2. Improve vendor management. You might be surprised to know that properly managing and improving relations with vendors is critical to your financial success. Think about the U.S. Postal Service’s relationship with Amazon. Obviously, there can be a lot of tension, but overall, they are interdependent. You have to recognize the value that a good vendor can bring you, and they need to recognize the value you bring them. Discounts, and even premiums, work well to incentivize vendors for better performance. Low cost is not always the best approach to vendor relationships. Look for the best service, performance and communications.

3. Benchmark key financial metrics. Sometimes we get an invoice, and we pay it right away. This is good for the vendor, but not always good for your finances. You need to align your own payment schedules (to employees, vendors) with your receivables. As part of this, you should have a financial scorecard that shows you some of the most important metrics and how you are doing overall. These include days sales outstanding (DSO), operating margin and days cash on hand (DCH).

4. Manage your free cash flow. There are times when you want to simply save this money and let it accumulate in a business checking account. But remember, you will earn basically zero interest on this money. If you took a slightly more aggressive investment policy, you could retain a certain number of days of cash flow needed (say three or seven days) and then invest any reserve over that amount into an index mutual fund or balanced fund. Instead of earning 0.1% annually, you might earn 5%-15%, which can help fuel growth in a small business. Another thing to consider is your mean (or average) error in your forecasted revenues and actuals. You’ll need to develop better systems of forecasting revenues and expenses to improve your free cash flow and performance.

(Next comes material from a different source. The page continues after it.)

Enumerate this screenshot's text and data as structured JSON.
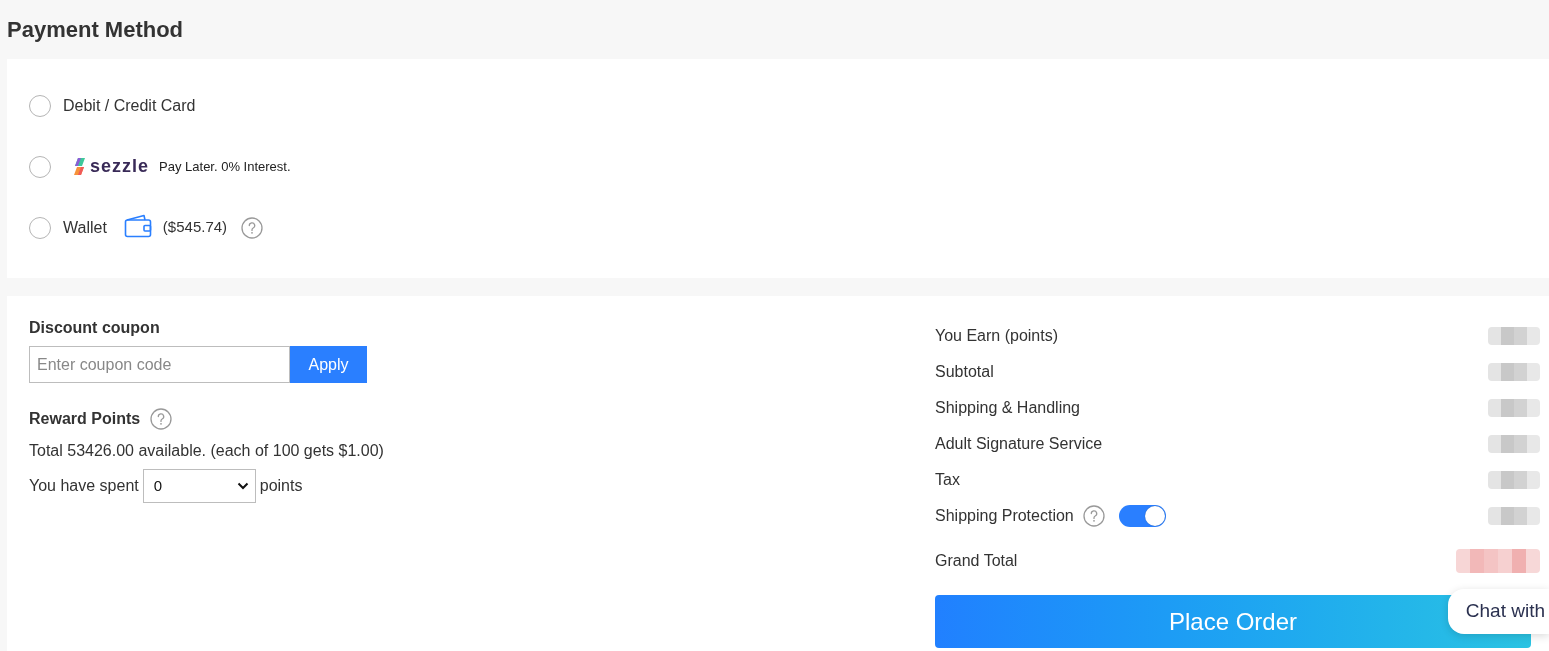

5. Create optimal allocations. Develop a mindful mix or allocation between what you need to retain in the business and what you can extract. A lot of owners like to keep all of their equity in the business, while some take most of it in compensation and leave little in owners’ equity. Consider a more balanced approach based on your company life cycle. If you are in the early stages of growth, you need to take only a little out and maintain the equity. If you are a much more mature business, consider higher payouts for immediate and deferred compensation as well as retirement.

Financial and business strategy are highly interrelated. Taking a mindful approach to your finances can help to ensure success and future wealth. Use a scorecard to manage all three of your financial statements (cash flow, P&L and balance sheet), and get help from a financial advisor to make a more strategic and thoughtful approach to your finances.


Forbes Business Council is the foremost growth and networking organization for business owners and leaders. Do I qualify?


https://www.forbes.com/sites/forbesbusinesscouncil/2021/12/22/integrating-mindful-money-management-with-small-business-strategy/

Previous post New York’s Battered Economy Could Struggle for Years to Come
Next post The strategy behind sonic logos, like Netflix’s startup chime